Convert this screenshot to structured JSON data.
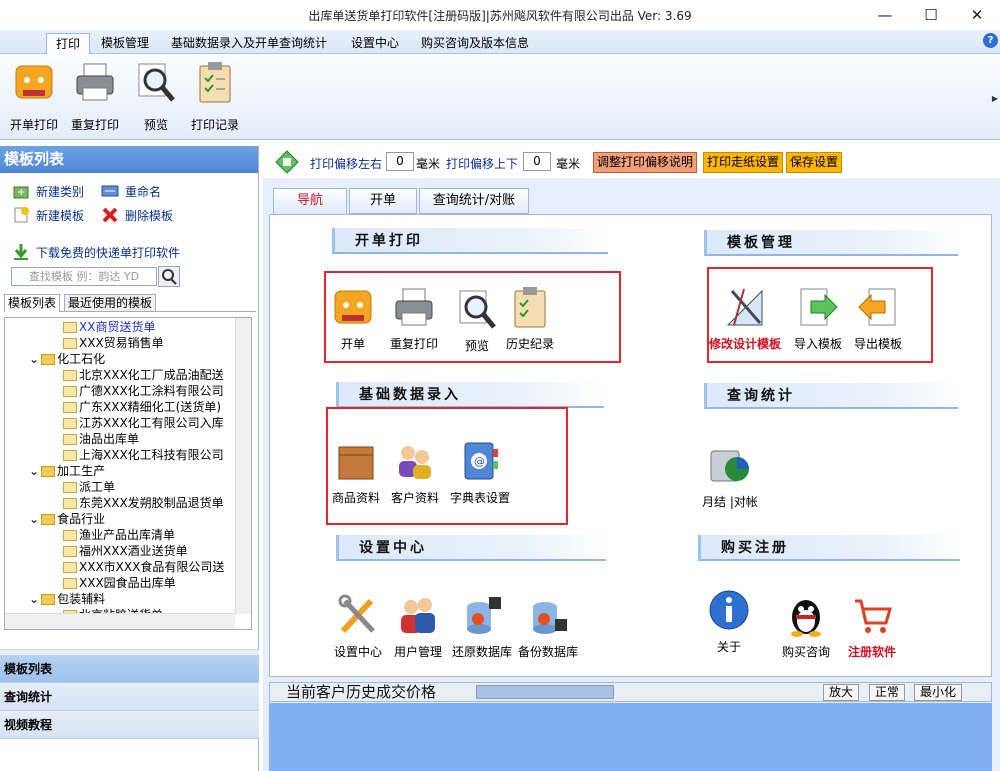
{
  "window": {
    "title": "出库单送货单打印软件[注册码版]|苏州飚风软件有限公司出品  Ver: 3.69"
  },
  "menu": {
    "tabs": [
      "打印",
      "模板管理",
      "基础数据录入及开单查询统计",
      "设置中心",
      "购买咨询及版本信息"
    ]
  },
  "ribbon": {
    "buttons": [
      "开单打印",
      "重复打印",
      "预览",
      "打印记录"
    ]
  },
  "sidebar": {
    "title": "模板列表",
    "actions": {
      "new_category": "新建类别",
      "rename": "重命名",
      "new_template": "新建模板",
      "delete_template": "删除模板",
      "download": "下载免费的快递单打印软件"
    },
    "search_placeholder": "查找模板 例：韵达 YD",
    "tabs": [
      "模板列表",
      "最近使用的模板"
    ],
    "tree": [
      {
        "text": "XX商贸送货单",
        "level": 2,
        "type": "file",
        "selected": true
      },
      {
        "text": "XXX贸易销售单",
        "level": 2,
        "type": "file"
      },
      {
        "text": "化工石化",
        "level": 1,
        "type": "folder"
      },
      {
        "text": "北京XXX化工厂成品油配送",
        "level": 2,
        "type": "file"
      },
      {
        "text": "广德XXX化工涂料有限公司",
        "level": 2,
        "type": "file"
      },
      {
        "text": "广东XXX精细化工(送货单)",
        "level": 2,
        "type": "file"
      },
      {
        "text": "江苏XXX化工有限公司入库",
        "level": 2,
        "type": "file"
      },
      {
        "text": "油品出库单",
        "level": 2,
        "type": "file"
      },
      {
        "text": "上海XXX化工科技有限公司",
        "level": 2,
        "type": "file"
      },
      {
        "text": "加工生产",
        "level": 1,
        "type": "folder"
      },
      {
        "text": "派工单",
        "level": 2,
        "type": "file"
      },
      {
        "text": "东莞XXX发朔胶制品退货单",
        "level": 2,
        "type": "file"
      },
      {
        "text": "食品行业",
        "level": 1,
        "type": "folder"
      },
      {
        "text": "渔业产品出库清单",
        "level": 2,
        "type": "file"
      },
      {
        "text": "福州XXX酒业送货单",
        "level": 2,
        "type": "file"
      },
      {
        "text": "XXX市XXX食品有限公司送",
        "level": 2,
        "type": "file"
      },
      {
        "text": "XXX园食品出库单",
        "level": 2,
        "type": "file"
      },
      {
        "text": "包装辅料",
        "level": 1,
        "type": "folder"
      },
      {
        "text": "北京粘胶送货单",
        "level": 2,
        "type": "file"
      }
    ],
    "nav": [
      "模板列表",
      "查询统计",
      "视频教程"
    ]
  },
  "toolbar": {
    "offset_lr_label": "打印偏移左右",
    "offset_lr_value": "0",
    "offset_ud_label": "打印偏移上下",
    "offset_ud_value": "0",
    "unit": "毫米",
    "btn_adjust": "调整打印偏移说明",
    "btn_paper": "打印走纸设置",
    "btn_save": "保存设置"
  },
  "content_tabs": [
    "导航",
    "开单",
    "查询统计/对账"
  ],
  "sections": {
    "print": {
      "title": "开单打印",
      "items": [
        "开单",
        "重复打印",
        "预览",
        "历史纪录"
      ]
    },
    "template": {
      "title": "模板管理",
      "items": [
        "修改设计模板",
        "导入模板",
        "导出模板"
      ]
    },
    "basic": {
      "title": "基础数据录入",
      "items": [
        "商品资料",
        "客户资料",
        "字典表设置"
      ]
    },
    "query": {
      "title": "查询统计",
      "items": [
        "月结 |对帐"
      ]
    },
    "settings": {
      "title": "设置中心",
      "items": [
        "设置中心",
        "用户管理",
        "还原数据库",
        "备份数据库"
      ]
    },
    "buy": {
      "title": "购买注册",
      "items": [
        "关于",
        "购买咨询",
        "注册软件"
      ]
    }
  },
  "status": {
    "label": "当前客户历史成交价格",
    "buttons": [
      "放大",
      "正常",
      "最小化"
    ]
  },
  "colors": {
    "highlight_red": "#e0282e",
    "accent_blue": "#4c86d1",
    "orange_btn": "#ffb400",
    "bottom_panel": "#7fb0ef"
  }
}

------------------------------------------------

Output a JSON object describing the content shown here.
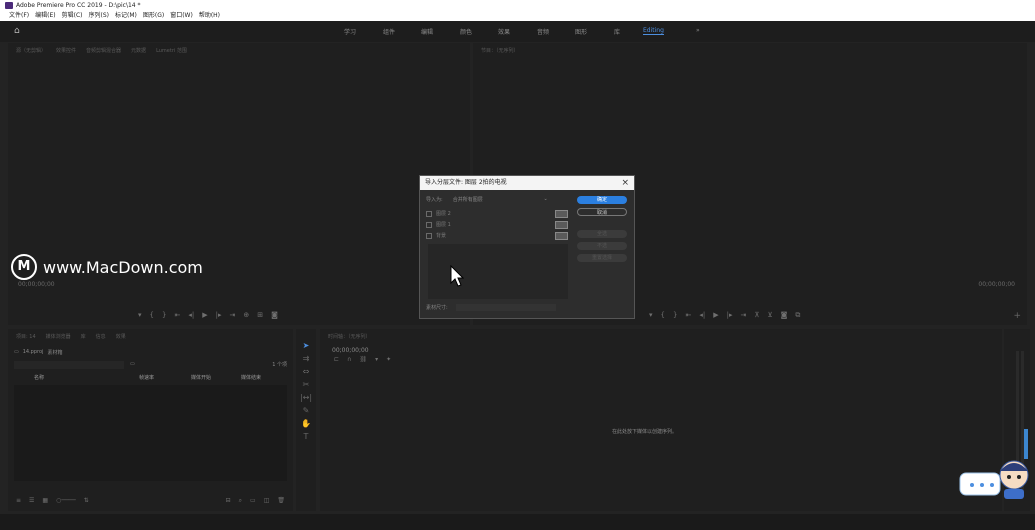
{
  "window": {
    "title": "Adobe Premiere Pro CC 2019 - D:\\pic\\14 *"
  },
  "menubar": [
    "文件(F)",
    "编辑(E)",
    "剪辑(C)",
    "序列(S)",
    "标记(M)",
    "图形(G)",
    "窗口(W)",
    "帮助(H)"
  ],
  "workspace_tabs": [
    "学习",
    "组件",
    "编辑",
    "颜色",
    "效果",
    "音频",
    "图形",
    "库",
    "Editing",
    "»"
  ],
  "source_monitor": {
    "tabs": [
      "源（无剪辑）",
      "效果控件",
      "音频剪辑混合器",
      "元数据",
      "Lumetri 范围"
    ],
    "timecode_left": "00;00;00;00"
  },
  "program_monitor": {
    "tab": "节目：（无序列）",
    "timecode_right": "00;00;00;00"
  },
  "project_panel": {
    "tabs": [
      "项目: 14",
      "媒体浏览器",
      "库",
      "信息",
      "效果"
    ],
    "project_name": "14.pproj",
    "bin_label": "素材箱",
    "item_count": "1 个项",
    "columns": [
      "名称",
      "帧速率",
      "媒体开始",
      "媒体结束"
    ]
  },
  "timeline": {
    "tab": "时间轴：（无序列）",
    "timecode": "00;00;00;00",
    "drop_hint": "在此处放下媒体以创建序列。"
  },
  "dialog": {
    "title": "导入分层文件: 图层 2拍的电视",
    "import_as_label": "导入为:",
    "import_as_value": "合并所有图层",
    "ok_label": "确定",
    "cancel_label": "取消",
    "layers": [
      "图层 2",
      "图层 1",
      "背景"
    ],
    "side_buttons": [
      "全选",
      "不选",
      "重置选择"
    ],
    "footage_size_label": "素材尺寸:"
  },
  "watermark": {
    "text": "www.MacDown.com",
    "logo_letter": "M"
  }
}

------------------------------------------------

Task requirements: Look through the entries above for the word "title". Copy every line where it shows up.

Reply:
    "title": "出库单送货单打印软件[注册码版]|苏州飚风软件有限公司出品  Ver: 3.69"
    "title": "模板列表",
      "title": "开单打印",
      "title": "模板管理",
      "title": "基础数据录入",
      "title": "查询统计",
      "title": "设置中心",
      "title": "购买注册",
    "title": "Adobe Premiere Pro CC 2019 - D:\\pic\\14 *"
    "title": "导入分层文件: 图层 2拍的电视",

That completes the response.